WHAT TO DO:
Those lines of the following listing which contain the string "Наименование" should be returned.
------------------------------
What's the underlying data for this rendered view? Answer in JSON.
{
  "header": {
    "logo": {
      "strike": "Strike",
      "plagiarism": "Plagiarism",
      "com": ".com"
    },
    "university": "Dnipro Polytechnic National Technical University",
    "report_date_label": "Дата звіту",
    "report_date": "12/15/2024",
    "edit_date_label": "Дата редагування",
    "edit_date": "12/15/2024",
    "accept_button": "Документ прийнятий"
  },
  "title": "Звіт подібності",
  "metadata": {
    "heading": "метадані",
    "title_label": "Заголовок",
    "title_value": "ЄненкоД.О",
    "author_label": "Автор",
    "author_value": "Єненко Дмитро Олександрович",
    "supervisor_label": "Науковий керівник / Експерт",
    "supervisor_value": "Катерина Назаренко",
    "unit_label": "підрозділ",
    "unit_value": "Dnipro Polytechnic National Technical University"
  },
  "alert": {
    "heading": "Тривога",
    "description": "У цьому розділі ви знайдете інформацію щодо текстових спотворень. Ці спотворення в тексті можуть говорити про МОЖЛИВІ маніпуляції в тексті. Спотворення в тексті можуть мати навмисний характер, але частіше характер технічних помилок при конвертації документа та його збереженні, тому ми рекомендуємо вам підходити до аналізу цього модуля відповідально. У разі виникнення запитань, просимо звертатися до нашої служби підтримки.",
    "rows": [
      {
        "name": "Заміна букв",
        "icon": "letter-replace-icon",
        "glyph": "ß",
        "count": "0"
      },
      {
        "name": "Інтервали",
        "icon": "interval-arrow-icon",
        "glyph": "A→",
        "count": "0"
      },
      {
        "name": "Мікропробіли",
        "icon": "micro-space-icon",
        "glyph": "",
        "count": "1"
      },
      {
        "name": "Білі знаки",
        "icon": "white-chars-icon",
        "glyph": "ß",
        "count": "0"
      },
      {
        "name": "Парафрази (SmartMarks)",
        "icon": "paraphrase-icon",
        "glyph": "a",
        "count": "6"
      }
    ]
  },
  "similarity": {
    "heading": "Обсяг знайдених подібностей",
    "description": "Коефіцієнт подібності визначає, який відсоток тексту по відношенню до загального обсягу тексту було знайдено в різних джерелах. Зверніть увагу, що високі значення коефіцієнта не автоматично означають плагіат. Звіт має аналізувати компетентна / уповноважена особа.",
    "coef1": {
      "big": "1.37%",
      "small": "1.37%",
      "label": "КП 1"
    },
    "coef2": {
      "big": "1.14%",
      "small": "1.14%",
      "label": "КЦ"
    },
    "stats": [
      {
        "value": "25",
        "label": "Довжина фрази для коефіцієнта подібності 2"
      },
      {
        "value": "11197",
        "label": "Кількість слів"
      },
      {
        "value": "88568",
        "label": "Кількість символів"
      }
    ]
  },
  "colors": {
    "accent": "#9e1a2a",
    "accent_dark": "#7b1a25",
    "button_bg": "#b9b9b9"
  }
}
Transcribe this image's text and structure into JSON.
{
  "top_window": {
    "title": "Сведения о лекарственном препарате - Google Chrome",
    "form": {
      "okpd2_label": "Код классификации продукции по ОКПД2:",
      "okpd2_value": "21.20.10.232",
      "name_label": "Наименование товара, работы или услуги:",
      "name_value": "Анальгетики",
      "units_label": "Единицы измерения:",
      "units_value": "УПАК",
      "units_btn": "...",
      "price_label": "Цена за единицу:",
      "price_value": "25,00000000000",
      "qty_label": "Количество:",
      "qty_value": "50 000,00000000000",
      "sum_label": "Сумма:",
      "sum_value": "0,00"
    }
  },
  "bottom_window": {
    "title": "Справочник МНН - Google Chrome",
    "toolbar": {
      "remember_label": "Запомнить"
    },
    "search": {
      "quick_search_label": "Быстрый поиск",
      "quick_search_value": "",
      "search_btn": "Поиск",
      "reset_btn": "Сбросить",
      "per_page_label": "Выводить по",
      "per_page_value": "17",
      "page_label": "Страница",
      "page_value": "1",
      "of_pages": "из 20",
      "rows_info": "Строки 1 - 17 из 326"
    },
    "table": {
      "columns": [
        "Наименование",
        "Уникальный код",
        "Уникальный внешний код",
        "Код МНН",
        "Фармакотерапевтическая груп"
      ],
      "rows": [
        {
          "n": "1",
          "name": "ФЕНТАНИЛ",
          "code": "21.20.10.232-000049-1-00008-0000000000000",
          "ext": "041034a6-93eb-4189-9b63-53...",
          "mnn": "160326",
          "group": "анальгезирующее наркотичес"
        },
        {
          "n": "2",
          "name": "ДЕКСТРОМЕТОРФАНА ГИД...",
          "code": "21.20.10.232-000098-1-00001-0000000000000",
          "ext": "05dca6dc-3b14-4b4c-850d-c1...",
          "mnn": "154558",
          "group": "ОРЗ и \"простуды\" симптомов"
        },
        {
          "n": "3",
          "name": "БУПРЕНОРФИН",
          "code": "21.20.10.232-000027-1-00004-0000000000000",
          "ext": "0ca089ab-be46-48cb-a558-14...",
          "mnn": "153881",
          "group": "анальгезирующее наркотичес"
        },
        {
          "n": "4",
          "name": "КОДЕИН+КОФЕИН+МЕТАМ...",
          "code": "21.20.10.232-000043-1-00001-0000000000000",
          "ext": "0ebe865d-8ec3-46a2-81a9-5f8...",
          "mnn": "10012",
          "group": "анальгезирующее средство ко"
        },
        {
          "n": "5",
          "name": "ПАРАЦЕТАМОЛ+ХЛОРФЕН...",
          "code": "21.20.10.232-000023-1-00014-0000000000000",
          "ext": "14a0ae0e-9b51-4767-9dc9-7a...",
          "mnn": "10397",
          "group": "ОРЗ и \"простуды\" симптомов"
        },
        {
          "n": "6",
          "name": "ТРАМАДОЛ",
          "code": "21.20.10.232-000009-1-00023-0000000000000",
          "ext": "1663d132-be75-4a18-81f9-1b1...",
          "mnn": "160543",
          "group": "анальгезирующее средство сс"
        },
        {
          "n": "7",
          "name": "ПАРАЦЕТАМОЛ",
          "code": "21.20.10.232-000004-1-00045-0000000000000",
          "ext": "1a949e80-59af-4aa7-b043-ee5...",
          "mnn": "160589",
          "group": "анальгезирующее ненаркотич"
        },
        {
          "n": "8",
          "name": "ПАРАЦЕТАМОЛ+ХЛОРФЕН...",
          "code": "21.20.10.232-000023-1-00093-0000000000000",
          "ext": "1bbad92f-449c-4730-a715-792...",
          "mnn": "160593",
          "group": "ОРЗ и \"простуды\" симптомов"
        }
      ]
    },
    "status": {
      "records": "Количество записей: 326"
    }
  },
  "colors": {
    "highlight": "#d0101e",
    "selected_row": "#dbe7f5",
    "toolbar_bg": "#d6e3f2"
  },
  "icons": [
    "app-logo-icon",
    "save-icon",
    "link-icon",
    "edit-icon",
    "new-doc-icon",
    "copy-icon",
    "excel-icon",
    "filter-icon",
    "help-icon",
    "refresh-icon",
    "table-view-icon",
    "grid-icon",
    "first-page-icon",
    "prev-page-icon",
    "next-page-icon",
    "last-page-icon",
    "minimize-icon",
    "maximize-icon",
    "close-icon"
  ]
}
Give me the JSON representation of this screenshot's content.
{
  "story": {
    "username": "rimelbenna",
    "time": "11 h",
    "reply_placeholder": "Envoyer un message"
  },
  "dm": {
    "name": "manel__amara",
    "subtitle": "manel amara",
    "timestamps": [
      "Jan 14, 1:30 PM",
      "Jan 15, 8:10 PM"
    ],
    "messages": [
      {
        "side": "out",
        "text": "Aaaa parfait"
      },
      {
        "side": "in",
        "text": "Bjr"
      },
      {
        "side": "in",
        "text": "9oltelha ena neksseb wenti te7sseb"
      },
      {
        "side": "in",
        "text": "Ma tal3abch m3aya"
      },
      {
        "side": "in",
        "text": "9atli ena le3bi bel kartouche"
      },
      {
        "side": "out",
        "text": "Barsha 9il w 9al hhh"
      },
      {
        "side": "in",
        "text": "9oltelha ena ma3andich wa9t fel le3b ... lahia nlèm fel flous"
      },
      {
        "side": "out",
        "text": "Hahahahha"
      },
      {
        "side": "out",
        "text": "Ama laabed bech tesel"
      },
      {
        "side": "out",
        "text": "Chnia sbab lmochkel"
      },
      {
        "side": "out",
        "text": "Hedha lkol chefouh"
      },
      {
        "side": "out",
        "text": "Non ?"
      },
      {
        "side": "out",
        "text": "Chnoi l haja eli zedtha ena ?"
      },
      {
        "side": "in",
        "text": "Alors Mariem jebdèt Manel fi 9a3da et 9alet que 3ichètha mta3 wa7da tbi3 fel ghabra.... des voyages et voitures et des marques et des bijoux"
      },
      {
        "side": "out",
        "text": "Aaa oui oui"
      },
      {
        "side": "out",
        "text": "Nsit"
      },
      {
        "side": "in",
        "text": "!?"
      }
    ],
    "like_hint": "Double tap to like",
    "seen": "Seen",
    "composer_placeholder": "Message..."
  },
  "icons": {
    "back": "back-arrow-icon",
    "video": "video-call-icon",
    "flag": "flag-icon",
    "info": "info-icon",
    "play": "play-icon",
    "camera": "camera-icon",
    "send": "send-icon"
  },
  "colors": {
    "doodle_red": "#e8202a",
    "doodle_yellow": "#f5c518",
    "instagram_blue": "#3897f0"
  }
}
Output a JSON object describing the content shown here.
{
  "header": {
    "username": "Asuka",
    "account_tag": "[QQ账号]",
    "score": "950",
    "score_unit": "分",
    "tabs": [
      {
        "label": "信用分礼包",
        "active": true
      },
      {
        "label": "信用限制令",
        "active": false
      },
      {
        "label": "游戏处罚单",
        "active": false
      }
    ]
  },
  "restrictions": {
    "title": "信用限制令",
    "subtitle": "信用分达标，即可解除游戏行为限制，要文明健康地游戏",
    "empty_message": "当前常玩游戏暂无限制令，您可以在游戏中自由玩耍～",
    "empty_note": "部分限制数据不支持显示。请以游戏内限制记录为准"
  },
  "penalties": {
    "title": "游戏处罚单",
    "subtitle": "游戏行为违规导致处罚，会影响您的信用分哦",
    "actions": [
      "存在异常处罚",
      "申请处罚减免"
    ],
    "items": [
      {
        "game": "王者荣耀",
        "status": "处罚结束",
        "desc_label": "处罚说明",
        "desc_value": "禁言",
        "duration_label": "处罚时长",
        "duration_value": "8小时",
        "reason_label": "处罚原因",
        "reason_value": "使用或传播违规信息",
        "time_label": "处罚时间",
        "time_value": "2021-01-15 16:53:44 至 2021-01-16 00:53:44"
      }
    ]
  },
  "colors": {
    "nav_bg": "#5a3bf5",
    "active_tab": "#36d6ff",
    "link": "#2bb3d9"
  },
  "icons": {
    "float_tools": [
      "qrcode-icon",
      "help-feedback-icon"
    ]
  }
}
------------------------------
WRITTEN RESPONSE:
      "name_label": "Наименование товара, работы или услуги:",
        "Наименование",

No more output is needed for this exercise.